▸ **ACTIVITY**:
Repeat all the data that appears below, keeping it exact.

[Data records for software interfaces]
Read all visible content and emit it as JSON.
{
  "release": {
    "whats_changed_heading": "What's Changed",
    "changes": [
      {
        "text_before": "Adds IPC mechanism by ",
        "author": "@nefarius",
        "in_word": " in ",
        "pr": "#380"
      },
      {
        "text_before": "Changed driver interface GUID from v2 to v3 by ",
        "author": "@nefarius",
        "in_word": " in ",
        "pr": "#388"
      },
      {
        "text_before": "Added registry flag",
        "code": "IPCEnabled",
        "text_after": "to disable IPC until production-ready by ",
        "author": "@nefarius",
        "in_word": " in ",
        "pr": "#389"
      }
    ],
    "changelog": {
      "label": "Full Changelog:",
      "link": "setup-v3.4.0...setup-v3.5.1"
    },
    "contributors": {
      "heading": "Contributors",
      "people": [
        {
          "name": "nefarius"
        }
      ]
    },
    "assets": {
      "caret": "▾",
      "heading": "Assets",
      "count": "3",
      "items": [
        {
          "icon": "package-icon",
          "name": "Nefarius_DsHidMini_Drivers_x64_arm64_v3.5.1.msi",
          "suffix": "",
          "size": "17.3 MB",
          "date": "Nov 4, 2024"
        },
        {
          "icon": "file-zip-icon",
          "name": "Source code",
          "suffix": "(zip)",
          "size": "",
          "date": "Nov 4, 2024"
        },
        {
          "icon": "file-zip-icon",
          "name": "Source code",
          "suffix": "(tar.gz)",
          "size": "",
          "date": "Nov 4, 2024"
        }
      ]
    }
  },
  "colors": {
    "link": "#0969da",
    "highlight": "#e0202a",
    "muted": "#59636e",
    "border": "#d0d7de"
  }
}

▸ **ANSWER TO THE EXERCISE**:
Read all visible content and emit it as JSON.
{
  "release": {
    "whats_changed_heading": "What's Changed",
    "changes": [
      {
        "text_before": "Adds IPC mechanism by ",
        "author": "@nefarius",
        "in_word": " in ",
        "pr": "#380"
      },
      {
        "text_before": "Changed driver interface GUID from v2 to v3 by ",
        "author": "@nefarius",
        "in_word": " in ",
        "pr": "#388"
      },
      {
        "text_before": "Added registry flag",
        "code": "IPCEnabled",
        "text_after": "to disable IPC until production-ready by ",
        "author": "@nefarius",
        "in_word": " in ",
        "pr": "#389"
      }
    ],
    "changelog": {
      "label": "Full Changelog:",
      "link": "setup-v3.4.0...setup-v3.5.1"
    },
    "contributors": {
      "heading": "Contributors",
      "people": [
        {
          "name": "nefarius"
        }
      ]
    },
    "assets": {
      "caret": "▾",
      "heading": "Assets",
      "count": "3",
      "items": [
        {
          "icon": "package-icon",
          "name": "Nefarius_DsHidMini_Drivers_x64_arm64_v3.5.1.msi",
          "suffix": "",
          "size": "17.3 MB",
          "date": "Nov 4, 2024"
        },
        {
          "icon": "file-zip-icon",
          "name": "Source code",
          "suffix": "(zip)",
          "size": "",
          "date": "Nov 4, 2024"
        },
        {
          "icon": "file-zip-icon",
          "name": "Source code",
          "suffix": "(tar.gz)",
          "size": "",
          "date": "Nov 4, 2024"
        }
      ]
    }
  },
  "colors": {
    "link": "#0969da",
    "highlight": "#e0202a",
    "muted": "#59636e",
    "border": "#d0d7de"
  }
}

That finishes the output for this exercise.